DATA EXCERPTS >>
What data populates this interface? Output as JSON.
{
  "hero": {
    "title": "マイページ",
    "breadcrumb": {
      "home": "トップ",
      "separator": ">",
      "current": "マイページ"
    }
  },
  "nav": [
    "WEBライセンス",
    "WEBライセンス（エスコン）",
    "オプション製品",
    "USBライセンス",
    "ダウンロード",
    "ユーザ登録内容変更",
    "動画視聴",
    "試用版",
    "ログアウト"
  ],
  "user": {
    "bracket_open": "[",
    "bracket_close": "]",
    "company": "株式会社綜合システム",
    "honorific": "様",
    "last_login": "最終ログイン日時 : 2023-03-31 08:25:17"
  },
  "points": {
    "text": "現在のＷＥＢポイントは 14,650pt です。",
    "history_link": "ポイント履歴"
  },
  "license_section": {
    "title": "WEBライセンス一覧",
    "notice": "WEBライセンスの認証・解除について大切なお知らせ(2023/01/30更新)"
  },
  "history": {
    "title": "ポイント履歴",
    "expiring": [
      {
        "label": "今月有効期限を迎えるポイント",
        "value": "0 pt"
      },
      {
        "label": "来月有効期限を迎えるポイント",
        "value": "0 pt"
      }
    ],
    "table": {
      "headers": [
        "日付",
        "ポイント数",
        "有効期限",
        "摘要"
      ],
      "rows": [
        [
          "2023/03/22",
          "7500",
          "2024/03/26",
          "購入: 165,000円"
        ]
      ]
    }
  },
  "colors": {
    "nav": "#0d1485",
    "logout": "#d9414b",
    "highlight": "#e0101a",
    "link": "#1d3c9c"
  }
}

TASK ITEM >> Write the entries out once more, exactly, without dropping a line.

OUTPUT >>
What data populates this interface? Output as JSON.
{
  "hero": {
    "title": "マイページ",
    "breadcrumb": {
      "home": "トップ",
      "separator": ">",
      "current": "マイページ"
    }
  },
  "nav": [
    "WEBライセンス",
    "WEBライセンス（エスコン）",
    "オプション製品",
    "USBライセンス",
    "ダウンロード",
    "ユーザ登録内容変更",
    "動画視聴",
    "試用版",
    "ログアウト"
  ],
  "user": {
    "bracket_open": "[",
    "bracket_close": "]",
    "company": "株式会社綜合システム",
    "honorific": "様",
    "last_login": "最終ログイン日時 : 2023-03-31 08:25:17"
  },
  "points": {
    "text": "現在のＷＥＢポイントは 14,650pt です。",
    "history_link": "ポイント履歴"
  },
  "license_section": {
    "title": "WEBライセンス一覧",
    "notice": "WEBライセンスの認証・解除について大切なお知らせ(2023/01/30更新)"
  },
  "history": {
    "title": "ポイント履歴",
    "expiring": [
      {
        "label": "今月有効期限を迎えるポイント",
        "value": "0 pt"
      },
      {
        "label": "来月有効期限を迎えるポイント",
        "value": "0 pt"
      }
    ],
    "table": {
      "headers": [
        "日付",
        "ポイント数",
        "有効期限",
        "摘要"
      ],
      "rows": [
        [
          "2023/03/22",
          "7500",
          "2024/03/26",
          "購入: 165,000円"
        ]
      ]
    }
  },
  "colors": {
    "nav": "#0d1485",
    "logout": "#d9414b",
    "highlight": "#e0101a",
    "link": "#1d3c9c"
  }
}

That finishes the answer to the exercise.